While we have outlined in this alert the items that are new in the Alpha Agreement, please visit Holland & Knight's website for an in-depth chart summarizing the terms and highlighting the similarities and differences among the four agreements.
As can be seen from the chart, the Alpha Agreement pulls some items directly from the FBTS Agreement, some items directly from the GBTC Agreement and does not include other items from the prior agreements. Now that the DOL has entered into four separate agreements with ESOP trustees, it would be interesting to hear the DOL's reasoning as to why certain items appear in some agreements and not in the others. Because the various terms contained in the ESOP agreements have been viewed by some as representing "best practices" for ESOP fiduciaries, it will be interesting to see whether consensus develops as to which provisions of the four agreements should be considered as truly representing "best practices" in the industry.
In our prior alerts, we have noted many areas where clarification or further explanation is needed with respect to the items contained in the ESOP agreements. None of these uncertainties have been clarified or further explained in the Alpha Agreement. In many instances, the unclear or ambiguous items that were present in the GBTC Agreement, FBTS Agreement and/or Joyner Agreement are present in the exact same form in the Alpha Agreement. Though each applicable agreement is binding only on the trustee referenced in such agreement, in order for the ESOP agreements to be truly useful to ESOP trustees and other industry participants, considerable clarification from the DOL is still needed.
1 Acosta v. Mueller, et. al., E.D.Wi., Civil Action No. 2:13-cv-1302-PP, consent order entered Dec. 27, 2017.

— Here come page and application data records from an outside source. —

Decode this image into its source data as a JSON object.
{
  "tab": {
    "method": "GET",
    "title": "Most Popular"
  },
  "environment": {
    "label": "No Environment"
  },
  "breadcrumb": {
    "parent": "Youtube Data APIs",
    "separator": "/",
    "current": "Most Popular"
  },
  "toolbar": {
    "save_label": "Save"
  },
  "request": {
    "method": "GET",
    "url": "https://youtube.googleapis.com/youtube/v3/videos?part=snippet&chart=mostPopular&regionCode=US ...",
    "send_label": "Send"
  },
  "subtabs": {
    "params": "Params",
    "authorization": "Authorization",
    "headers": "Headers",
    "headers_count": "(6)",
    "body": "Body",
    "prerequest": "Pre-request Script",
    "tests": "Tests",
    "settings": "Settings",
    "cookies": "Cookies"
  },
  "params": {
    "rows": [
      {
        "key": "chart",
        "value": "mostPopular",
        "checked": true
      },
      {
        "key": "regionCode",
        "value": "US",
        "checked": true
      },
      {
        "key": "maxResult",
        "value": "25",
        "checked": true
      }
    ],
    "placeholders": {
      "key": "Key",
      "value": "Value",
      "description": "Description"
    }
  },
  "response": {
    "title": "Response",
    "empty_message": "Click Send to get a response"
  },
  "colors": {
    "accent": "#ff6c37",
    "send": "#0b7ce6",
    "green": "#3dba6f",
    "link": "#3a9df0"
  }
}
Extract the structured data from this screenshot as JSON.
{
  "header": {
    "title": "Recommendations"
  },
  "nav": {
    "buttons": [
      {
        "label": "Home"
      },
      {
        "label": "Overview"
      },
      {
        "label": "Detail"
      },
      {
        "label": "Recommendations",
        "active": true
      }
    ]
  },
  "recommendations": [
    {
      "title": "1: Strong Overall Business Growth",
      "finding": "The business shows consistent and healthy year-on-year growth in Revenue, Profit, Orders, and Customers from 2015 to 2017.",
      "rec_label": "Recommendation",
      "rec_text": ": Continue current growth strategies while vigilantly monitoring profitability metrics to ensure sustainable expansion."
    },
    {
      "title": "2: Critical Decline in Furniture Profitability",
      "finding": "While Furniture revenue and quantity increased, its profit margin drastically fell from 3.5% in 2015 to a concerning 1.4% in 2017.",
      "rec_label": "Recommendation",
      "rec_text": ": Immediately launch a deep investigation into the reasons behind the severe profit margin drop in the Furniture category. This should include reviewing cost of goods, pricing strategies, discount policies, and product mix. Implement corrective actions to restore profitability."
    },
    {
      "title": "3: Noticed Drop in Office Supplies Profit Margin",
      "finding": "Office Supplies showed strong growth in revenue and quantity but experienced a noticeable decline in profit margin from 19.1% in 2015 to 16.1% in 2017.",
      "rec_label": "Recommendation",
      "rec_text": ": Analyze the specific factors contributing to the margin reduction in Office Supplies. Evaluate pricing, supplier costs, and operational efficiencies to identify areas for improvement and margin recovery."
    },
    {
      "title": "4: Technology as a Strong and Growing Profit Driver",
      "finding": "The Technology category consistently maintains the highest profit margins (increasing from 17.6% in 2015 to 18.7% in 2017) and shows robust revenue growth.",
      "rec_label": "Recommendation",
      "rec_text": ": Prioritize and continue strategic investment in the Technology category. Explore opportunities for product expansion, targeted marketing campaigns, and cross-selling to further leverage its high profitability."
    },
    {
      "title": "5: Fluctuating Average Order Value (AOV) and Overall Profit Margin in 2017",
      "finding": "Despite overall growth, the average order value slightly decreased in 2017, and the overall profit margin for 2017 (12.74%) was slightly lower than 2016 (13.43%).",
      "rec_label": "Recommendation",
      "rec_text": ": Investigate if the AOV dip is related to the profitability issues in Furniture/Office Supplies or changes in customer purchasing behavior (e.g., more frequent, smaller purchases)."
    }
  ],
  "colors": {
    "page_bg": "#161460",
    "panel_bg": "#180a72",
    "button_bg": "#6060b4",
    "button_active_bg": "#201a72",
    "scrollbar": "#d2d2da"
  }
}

2 The DOL appears to have taken the latter position in Allen v. GreatBanc Trust Co., 835 F.3d 670 (C.A. 7, 2016).
As published Lexology and written by Holland & Knight authors Christopher Buch, Lou Joseph and Greg Brown.